When you adopt an adult dogFar too many wonderful dogs are dumped in shelters every year, or given away when they no longer fit the family, sent back to breeders for a multitude of reasons.
Adopting a puppy or adult dog from a shelter can be a great way to get a dog. But, like getting a new puppy, there are some questions that you should ask before taking home that fuzzy face peering out of the kennel run.
What is the dog's history?Was the dog found as a stray, turned in by the owner, a rescue, abused?
If the dog was found as a stray, you may have some extra behavior issues to deal with, especially if the dog was on it's own for awhile. The dog may not recognize you as a necessary part of it's life, and you will have to work hard to integrate it into your family pack.
If the dog was a rescue, or was abused, you will want to know the details to determine if you are prepared to handle any problems that come up. Some dogs will be overly shy, or submissive; others may be aggressive, or dominant, or hate kids. Most are well-adjusted, don't misunderstand, but you need to know in order to evaluate the situation.
Why is the dog available?This is obvious for strays, but when the owner turns the dog in, you need to find out why. Was there a divorce? Are they moving? Is the dog showing signs of aggression towards the children? Did it just not "fit their lifestyle"?
Basically, are you dealing with a family pet that is being put up for adoption because of a family situation, or because the dog is a behavioral nightmare?
I have strong opinions of people who leave dogs at the shelter just because the dog is inconvenient- when you get a dog, you are responsible for it for life, and leaving it at the shelter when it becomes "inconvenient" puts the owner lower than pond scum in my book. Grrrr.
Does the dog have any behavior problems?Remember that many "owner dropoffs" are left because they have a behavior problem that the original family decided it couldn't deal with. Make sure you're ready to deal with it.
Many dogs are put up for adoption because they soil the rug, or chew shoes, or bark too much. Some are available because they nip at the family children, or hurt the cat. Most of these are correctable problems, but you need to evaluate any problems very carefully. Are you ready to handle a full grown dog that piddles every time you greet it? Do you have the time required to correct a dog that jumps the fence?
The only behavior problems that really render a dog unadoptable, in my book, are human aggression problems. If a dog is aggressive towards children or adults, you should think very, very carefully about whether you are willing to deal with it. This is very serious, and sometimes cannot be corrected.

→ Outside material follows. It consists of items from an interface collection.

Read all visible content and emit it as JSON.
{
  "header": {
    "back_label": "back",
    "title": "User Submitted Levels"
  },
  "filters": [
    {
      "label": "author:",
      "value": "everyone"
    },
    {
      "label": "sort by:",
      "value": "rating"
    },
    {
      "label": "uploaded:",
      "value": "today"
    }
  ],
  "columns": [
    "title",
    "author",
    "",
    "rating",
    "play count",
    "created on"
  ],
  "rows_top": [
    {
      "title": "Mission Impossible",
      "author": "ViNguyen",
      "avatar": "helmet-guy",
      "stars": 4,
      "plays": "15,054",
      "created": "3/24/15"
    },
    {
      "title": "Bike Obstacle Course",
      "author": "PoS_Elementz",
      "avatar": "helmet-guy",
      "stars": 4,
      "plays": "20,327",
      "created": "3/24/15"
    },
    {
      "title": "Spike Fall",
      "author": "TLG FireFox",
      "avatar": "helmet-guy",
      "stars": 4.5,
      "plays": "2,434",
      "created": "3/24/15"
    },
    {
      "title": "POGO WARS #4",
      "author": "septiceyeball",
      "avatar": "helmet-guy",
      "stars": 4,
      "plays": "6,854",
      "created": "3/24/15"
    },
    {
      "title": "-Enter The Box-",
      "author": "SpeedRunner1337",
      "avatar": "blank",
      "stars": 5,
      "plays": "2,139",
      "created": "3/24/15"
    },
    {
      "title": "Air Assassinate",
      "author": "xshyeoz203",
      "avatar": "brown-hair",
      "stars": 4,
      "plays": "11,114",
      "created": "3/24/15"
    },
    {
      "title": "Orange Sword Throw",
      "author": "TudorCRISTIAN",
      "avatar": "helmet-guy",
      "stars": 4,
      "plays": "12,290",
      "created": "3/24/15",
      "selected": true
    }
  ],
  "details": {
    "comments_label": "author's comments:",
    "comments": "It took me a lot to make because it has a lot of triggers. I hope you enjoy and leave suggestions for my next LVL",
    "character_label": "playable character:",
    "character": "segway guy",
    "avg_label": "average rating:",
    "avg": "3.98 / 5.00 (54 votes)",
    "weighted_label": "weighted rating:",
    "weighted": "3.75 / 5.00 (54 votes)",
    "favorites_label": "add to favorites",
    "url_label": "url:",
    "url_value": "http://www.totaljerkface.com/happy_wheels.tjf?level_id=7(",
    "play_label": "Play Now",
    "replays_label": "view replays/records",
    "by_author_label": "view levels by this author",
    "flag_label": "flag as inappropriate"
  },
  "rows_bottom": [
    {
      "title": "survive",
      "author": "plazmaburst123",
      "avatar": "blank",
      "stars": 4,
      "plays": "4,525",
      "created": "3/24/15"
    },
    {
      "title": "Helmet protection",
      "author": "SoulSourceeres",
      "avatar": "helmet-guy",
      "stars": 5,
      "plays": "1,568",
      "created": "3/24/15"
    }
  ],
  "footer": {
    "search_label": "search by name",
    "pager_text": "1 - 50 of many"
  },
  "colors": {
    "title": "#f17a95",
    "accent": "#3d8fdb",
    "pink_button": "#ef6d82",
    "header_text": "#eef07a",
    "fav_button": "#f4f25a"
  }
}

How is the dog with kids and other animals?This is really an extension of the previous question - most shelters do extensive testing of their adoptable dogs to determine if they can go to a household with kids or cats or other dogs. If you have kids, or cats, you will want to know that the new dog will be able to interact with them appropriately. If you have another dog, make sure that the new dog will get along and that you are prepared to handle a multi-dog household.
Does the dog have any health problems?While shelters make every attempt to assure that the animals they adopt are completely healthy, you should ask about other possible problems, such as hip dysplasia or thyroid problems, or other chronic diseases. A lovely little maltese was in the local shelter because she required thyroid medication every day and it was too much of a "hassle" for the owner. Again, these are correctable problems, but you will need to know about them.
Is the dog spayed or neutered already?I say already because most shelters require that you have any dog spayed or neutered when you adopt. Many will have already done this before adopting the dog out, but you should check. Sometimes, it will be part of the adoption fee, or part of the fee will be refunded when you provide proof of desexing.